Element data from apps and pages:
○ ○ ○ ○ ○

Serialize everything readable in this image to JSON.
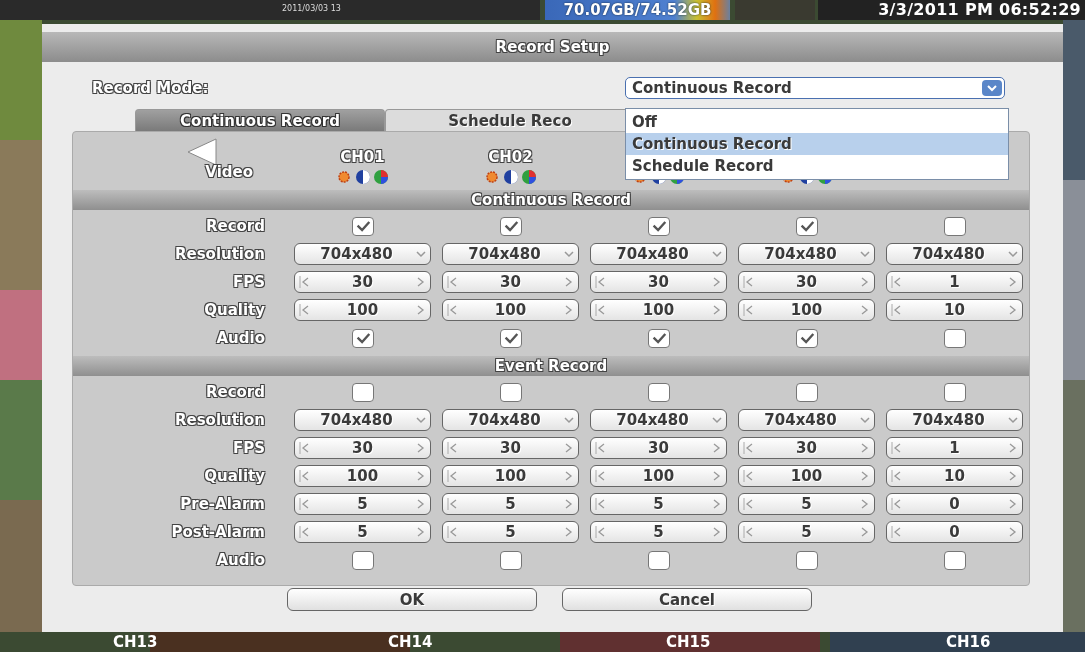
{
  "status_bar": {
    "camera_time": "2011/03/03 13",
    "storage": "70.07GB/74.52GB",
    "datetime": "3/3/2011 PM 06:52:29"
  },
  "dialog": {
    "title": "Record Setup",
    "record_mode": {
      "label": "Record Mode:",
      "value": "Continuous Record",
      "expanded": true,
      "options": [
        {
          "label": "Off",
          "selected": false
        },
        {
          "label": "Continuous Record",
          "selected": true
        },
        {
          "label": "Schedule Record",
          "selected": false
        }
      ]
    },
    "tabs": [
      {
        "label": "Continuous Record",
        "selected": true
      },
      {
        "label": "Schedule Reco",
        "selected": false
      }
    ],
    "channel_headers": [
      "CH01",
      "CH02"
    ],
    "video_label": "Video",
    "sections": [
      {
        "title": "Continuous Record",
        "rows": [
          {
            "kind": "check",
            "label": "Record",
            "cells": [
              {
                "checked": true
              },
              {
                "checked": true
              },
              {
                "checked": true
              },
              {
                "checked": true
              },
              {
                "checked": false
              }
            ]
          },
          {
            "kind": "select",
            "label": "Resolution",
            "cells": [
              {
                "value": "704x480"
              },
              {
                "value": "704x480"
              },
              {
                "value": "704x480"
              },
              {
                "value": "704x480"
              },
              {
                "value": "704x480"
              }
            ]
          },
          {
            "kind": "spin",
            "label": "FPS",
            "cells": [
              {
                "value": "30"
              },
              {
                "value": "30"
              },
              {
                "value": "30"
              },
              {
                "value": "30"
              },
              {
                "value": "1"
              }
            ]
          },
          {
            "kind": "spin",
            "label": "Quality",
            "cells": [
              {
                "value": "100"
              },
              {
                "value": "100"
              },
              {
                "value": "100"
              },
              {
                "value": "100"
              },
              {
                "value": "10"
              }
            ]
          },
          {
            "kind": "check",
            "label": "Audio",
            "cells": [
              {
                "checked": true
              },
              {
                "checked": true
              },
              {
                "checked": true
              },
              {
                "checked": true
              },
              {
                "checked": false
              }
            ]
          }
        ]
      },
      {
        "title": "Event Record",
        "rows": [
          {
            "kind": "check",
            "label": "Record",
            "cells": [
              {
                "checked": false
              },
              {
                "checked": false
              },
              {
                "checked": false
              },
              {
                "checked": false
              },
              {
                "checked": false
              }
            ]
          },
          {
            "kind": "select",
            "label": "Resolution",
            "cells": [
              {
                "value": "704x480"
              },
              {
                "value": "704x480"
              },
              {
                "value": "704x480"
              },
              {
                "value": "704x480"
              },
              {
                "value": "704x480"
              }
            ]
          },
          {
            "kind": "spin",
            "label": "FPS",
            "cells": [
              {
                "value": "30"
              },
              {
                "value": "30"
              },
              {
                "value": "30"
              },
              {
                "value": "30"
              },
              {
                "value": "1"
              }
            ]
          },
          {
            "kind": "spin",
            "label": "Quality",
            "cells": [
              {
                "value": "100"
              },
              {
                "value": "100"
              },
              {
                "value": "100"
              },
              {
                "value": "100"
              },
              {
                "value": "10"
              }
            ]
          },
          {
            "kind": "spin",
            "label": "Pre-Alarm",
            "cells": [
              {
                "value": "5"
              },
              {
                "value": "5"
              },
              {
                "value": "5"
              },
              {
                "value": "5"
              },
              {
                "value": "0"
              }
            ]
          },
          {
            "kind": "spin",
            "label": "Post-Alarm",
            "cells": [
              {
                "value": "5"
              },
              {
                "value": "5"
              },
              {
                "value": "5"
              },
              {
                "value": "5"
              },
              {
                "value": "0"
              }
            ]
          },
          {
            "kind": "check",
            "label": "Audio",
            "cells": [
              {
                "checked": false
              },
              {
                "checked": false
              },
              {
                "checked": false
              },
              {
                "checked": false
              },
              {
                "checked": false
              }
            ]
          }
        ]
      }
    ],
    "buttons": [
      "OK",
      "Cancel"
    ]
  },
  "channel_bar": [
    "CH13",
    "CH14",
    "CH15",
    "CH16"
  ]
}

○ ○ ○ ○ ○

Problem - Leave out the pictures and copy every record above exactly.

Result for this exercise -
Serialize everything readable in this image to JSON.
{
  "status_bar": {
    "camera_time": "2011/03/03 13",
    "storage": "70.07GB/74.52GB",
    "datetime": "3/3/2011 PM 06:52:29"
  },
  "dialog": {
    "title": "Record Setup",
    "record_mode": {
      "label": "Record Mode:",
      "value": "Continuous Record",
      "expanded": true,
      "options": [
        {
          "label": "Off",
          "selected": false
        },
        {
          "label": "Continuous Record",
          "selected": true
        },
        {
          "label": "Schedule Record",
          "selected": false
        }
      ]
    },
    "tabs": [
      {
        "label": "Continuous Record",
        "selected": true
      },
      {
        "label": "Schedule Reco",
        "selected": false
      }
    ],
    "channel_headers": [
      "CH01",
      "CH02"
    ],
    "video_label": "Video",
    "sections": [
      {
        "title": "Continuous Record",
        "rows": [
          {
            "kind": "check",
            "label": "Record",
            "cells": [
              {
                "checked": true
              },
              {
                "checked": true
              },
              {
                "checked": true
              },
              {
                "checked": true
              },
              {
                "checked": false
              }
            ]
          },
          {
            "kind": "select",
            "label": "Resolution",
            "cells": [
              {
                "value": "704x480"
              },
              {
                "value": "704x480"
              },
              {
                "value": "704x480"
              },
              {
                "value": "704x480"
              },
              {
                "value": "704x480"
              }
            ]
          },
          {
            "kind": "spin",
            "label": "FPS",
            "cells": [
              {
                "value": "30"
              },
              {
                "value": "30"
              },
              {
                "value": "30"
              },
              {
                "value": "30"
              },
              {
                "value": "1"
              }
            ]
          },
          {
            "kind": "spin",
            "label": "Quality",
            "cells": [
              {
                "value": "100"
              },
              {
                "value": "100"
              },
              {
                "value": "100"
              },
              {
                "value": "100"
              },
              {
                "value": "10"
              }
            ]
          },
          {
            "kind": "check",
            "label": "Audio",
            "cells": [
              {
                "checked": true
              },
              {
                "checked": true
              },
              {
                "checked": true
              },
              {
                "checked": true
              },
              {
                "checked": false
              }
            ]
          }
        ]
      },
      {
        "title": "Event Record",
        "rows": [
          {
            "kind": "check",
            "label": "Record",
            "cells": [
              {
                "checked": false
              },
              {
                "checked": false
              },
              {
                "checked": false
              },
              {
                "checked": false
              },
              {
                "checked": false
              }
            ]
          },
          {
            "kind": "select",
            "label": "Resolution",
            "cells": [
              {
                "value": "704x480"
              },
              {
                "value": "704x480"
              },
              {
                "value": "704x480"
              },
              {
                "value": "704x480"
              },
              {
                "value": "704x480"
              }
            ]
          },
          {
            "kind": "spin",
            "label": "FPS",
            "cells": [
              {
                "value": "30"
              },
              {
                "value": "30"
              },
              {
                "value": "30"
              },
              {
                "value": "30"
              },
              {
                "value": "1"
              }
            ]
          },
          {
            "kind": "spin",
            "label": "Quality",
            "cells": [
              {
                "value": "100"
              },
              {
                "value": "100"
              },
              {
                "value": "100"
              },
              {
                "value": "100"
              },
              {
                "value": "10"
              }
            ]
          },
          {
            "kind": "spin",
            "label": "Pre-Alarm",
            "cells": [
              {
                "value": "5"
              },
              {
                "value": "5"
              },
              {
                "value": "5"
              },
              {
                "value": "5"
              },
              {
                "value": "0"
              }
            ]
          },
          {
            "kind": "spin",
            "label": "Post-Alarm",
            "cells": [
              {
                "value": "5"
              },
              {
                "value": "5"
              },
              {
                "value": "5"
              },
              {
                "value": "5"
              },
              {
                "value": "0"
              }
            ]
          },
          {
            "kind": "check",
            "label": "Audio",
            "cells": [
              {
                "checked": false
              },
              {
                "checked": false
              },
              {
                "checked": false
              },
              {
                "checked": false
              },
              {
                "checked": false
              }
            ]
          }
        ]
      }
    ],
    "buttons": [
      "OK",
      "Cancel"
    ]
  },
  "channel_bar": [
    "CH13",
    "CH14",
    "CH15",
    "CH16"
  ]
}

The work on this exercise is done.